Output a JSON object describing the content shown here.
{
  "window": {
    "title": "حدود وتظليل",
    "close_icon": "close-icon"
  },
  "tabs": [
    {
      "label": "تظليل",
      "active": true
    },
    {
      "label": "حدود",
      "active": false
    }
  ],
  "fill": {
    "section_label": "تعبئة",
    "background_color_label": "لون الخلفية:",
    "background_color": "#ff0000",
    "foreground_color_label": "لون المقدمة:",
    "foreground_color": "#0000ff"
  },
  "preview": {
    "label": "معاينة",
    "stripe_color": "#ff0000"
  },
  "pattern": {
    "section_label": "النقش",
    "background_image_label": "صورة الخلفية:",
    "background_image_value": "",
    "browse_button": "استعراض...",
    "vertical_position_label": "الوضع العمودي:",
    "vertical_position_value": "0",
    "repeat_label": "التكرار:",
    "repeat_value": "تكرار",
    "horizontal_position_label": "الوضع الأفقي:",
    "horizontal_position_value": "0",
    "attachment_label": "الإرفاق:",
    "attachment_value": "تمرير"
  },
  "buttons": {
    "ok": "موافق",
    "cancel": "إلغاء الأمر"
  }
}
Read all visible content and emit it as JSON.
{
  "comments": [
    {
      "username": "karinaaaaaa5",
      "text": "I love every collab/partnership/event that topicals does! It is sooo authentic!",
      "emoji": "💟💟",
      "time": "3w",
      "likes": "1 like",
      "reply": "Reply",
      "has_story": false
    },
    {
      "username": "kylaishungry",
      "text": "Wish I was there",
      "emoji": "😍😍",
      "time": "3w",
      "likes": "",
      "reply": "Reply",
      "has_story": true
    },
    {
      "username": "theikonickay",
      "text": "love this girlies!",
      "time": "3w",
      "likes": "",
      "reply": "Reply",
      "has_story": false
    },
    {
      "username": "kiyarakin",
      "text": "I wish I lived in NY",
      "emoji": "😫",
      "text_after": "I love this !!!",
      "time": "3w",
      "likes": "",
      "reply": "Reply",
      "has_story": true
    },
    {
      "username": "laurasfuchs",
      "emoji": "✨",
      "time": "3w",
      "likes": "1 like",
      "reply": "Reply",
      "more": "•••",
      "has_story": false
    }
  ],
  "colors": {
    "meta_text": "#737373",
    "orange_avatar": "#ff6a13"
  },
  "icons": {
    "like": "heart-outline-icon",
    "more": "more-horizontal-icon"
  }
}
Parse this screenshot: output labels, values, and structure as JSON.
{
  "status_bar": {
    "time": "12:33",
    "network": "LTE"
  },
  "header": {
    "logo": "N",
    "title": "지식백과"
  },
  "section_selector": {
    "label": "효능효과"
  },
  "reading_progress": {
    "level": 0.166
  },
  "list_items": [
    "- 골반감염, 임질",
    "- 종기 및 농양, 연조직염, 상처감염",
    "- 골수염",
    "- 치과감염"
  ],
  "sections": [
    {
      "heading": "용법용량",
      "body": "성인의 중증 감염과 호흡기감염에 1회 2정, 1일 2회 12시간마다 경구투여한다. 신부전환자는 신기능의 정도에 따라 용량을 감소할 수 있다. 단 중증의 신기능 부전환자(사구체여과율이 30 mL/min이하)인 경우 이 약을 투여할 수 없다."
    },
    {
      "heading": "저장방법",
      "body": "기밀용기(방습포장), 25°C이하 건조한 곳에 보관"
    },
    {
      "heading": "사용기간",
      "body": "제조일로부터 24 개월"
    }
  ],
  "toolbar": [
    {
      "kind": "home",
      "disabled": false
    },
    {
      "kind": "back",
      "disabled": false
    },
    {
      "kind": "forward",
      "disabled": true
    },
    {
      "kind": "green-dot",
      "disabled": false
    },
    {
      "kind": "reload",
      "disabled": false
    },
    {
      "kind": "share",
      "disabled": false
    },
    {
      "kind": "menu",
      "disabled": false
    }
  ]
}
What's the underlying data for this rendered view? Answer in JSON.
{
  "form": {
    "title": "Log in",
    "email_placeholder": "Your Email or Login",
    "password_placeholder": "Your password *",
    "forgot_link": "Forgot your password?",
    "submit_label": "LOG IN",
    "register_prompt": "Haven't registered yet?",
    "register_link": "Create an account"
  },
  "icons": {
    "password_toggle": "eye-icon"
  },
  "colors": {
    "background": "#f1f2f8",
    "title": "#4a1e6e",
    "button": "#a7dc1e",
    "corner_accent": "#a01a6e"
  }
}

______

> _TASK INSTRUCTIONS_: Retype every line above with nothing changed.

> _WRITTEN RESPONSE_:
Output a JSON object describing the content shown here.
{
  "window": {
    "title": "حدود وتظليل",
    "close_icon": "close-icon"
  },
  "tabs": [
    {
      "label": "تظليل",
      "active": true
    },
    {
      "label": "حدود",
      "active": false
    }
  ],
  "fill": {
    "section_label": "تعبئة",
    "background_color_label": "لون الخلفية:",
    "background_color": "#ff0000",
    "foreground_color_label": "لون المقدمة:",
    "foreground_color": "#0000ff"
  },
  "preview": {
    "label": "معاينة",
    "stripe_color": "#ff0000"
  },
  "pattern": {
    "section_label": "النقش",
    "background_image_label": "صورة الخلفية:",
    "background_image_value": "",
    "browse_button": "استعراض...",
    "vertical_position_label": "الوضع العمودي:",
    "vertical_position_value": "0",
    "repeat_label": "التكرار:",
    "repeat_value": "تكرار",
    "horizontal_position_label": "الوضع الأفقي:",
    "horizontal_position_value": "0",
    "attachment_label": "الإرفاق:",
    "attachment_value": "تمرير"
  },
  "buttons": {
    "ok": "موافق",
    "cancel": "إلغاء الأمر"
  }
}
Read all visible content and emit it as JSON.
{
  "comments": [
    {
      "username": "karinaaaaaa5",
      "text": "I love every collab/partnership/event that topicals does! It is sooo authentic!",
      "emoji": "💟💟",
      "time": "3w",
      "likes": "1 like",
      "reply": "Reply",
      "has_story": false
    },
    {
      "username": "kylaishungry",
      "text": "Wish I was there",
      "emoji": "😍😍",
      "time": "3w",
      "likes": "",
      "reply": "Reply",
      "has_story": true
    },
    {
      "username": "theikonickay",
      "text": "love this girlies!",
      "time": "3w",
      "likes": "",
      "reply": "Reply",
      "has_story": false
    },
    {
      "username": "kiyarakin",
      "text": "I wish I lived in NY",
      "emoji": "😫",
      "text_after": "I love this !!!",
      "time": "3w",
      "likes": "",
      "reply": "Reply",
      "has_story": true
    },
    {
      "username": "laurasfuchs",
      "emoji": "✨",
      "time": "3w",
      "likes": "1 like",
      "reply": "Reply",
      "more": "•••",
      "has_story": false
    }
  ],
  "colors": {
    "meta_text": "#737373",
    "orange_avatar": "#ff6a13"
  },
  "icons": {
    "like": "heart-outline-icon",
    "more": "more-horizontal-icon"
  }
}
Parse this screenshot: output labels, values, and structure as JSON.
{
  "status_bar": {
    "time": "12:33",
    "network": "LTE"
  },
  "header": {
    "logo": "N",
    "title": "지식백과"
  },
  "section_selector": {
    "label": "효능효과"
  },
  "reading_progress": {
    "level": 0.166
  },
  "list_items": [
    "- 골반감염, 임질",
    "- 종기 및 농양, 연조직염, 상처감염",
    "- 골수염",
    "- 치과감염"
  ],
  "sections": [
    {
      "heading": "용법용량",
      "body": "성인의 중증 감염과 호흡기감염에 1회 2정, 1일 2회 12시간마다 경구투여한다. 신부전환자는 신기능의 정도에 따라 용량을 감소할 수 있다. 단 중증의 신기능 부전환자(사구체여과율이 30 mL/min이하)인 경우 이 약을 투여할 수 없다."
    },
    {
      "heading": "저장방법",
      "body": "기밀용기(방습포장), 25°C이하 건조한 곳에 보관"
    },
    {
      "heading": "사용기간",
      "body": "제조일로부터 24 개월"
    }
  ],
  "toolbar": [
    {
      "kind": "home",
      "disabled": false
    },
    {
      "kind": "back",
      "disabled": false
    },
    {
      "kind": "forward",
      "disabled": true
    },
    {
      "kind": "green-dot",
      "disabled": false
    },
    {
      "kind": "reload",
      "disabled": false
    },
    {
      "kind": "share",
      "disabled": false
    },
    {
      "kind": "menu",
      "disabled": false
    }
  ]
}
What's the underlying data for this rendered view? Answer in JSON.
{
  "form": {
    "title": "Log in",
    "email_placeholder": "Your Email or Login",
    "password_placeholder": "Your password *",
    "forgot_link": "Forgot your password?",
    "submit_label": "LOG IN",
    "register_prompt": "Haven't registered yet?",
    "register_link": "Create an account"
  },
  "icons": {
    "password_toggle": "eye-icon"
  },
  "colors": {
    "background": "#f1f2f8",
    "title": "#4a1e6e",
    "button": "#a7dc1e",
    "corner_accent": "#a01a6e"
  }
}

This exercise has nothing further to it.